___ Recorded data ___

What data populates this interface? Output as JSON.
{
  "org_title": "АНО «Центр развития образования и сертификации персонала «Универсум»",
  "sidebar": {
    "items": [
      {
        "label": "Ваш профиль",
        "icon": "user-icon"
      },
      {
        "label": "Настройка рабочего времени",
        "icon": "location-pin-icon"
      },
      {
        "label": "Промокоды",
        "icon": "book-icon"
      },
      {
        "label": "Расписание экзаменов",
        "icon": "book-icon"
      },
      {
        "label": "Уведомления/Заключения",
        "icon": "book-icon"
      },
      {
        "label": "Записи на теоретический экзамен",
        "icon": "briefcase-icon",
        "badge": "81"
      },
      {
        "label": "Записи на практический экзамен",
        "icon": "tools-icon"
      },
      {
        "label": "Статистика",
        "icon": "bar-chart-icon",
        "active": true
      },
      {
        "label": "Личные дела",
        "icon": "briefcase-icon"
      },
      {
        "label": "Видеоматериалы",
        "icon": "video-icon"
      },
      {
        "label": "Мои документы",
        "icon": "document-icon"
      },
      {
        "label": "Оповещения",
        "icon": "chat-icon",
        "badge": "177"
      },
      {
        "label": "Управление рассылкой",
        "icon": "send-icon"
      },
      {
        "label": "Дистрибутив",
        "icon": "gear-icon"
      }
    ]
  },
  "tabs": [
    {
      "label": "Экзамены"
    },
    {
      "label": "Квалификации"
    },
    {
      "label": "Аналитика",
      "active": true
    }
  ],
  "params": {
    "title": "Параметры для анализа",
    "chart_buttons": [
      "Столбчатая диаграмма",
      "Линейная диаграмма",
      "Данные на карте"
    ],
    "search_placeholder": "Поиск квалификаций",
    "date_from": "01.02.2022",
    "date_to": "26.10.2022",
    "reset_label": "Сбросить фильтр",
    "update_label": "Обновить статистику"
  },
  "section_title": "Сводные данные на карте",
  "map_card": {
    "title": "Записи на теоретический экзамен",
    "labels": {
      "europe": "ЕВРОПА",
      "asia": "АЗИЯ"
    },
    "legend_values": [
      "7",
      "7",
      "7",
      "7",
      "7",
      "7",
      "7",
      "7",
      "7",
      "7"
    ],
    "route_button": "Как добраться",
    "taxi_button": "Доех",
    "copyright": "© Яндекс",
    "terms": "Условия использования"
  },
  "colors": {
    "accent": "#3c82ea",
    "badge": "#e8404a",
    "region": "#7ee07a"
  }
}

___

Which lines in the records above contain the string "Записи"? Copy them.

        "label": "Записи на теоретический экзамен",
        "label": "Записи на практический экзамен",
    "title": "Записи на теоретический экзамен",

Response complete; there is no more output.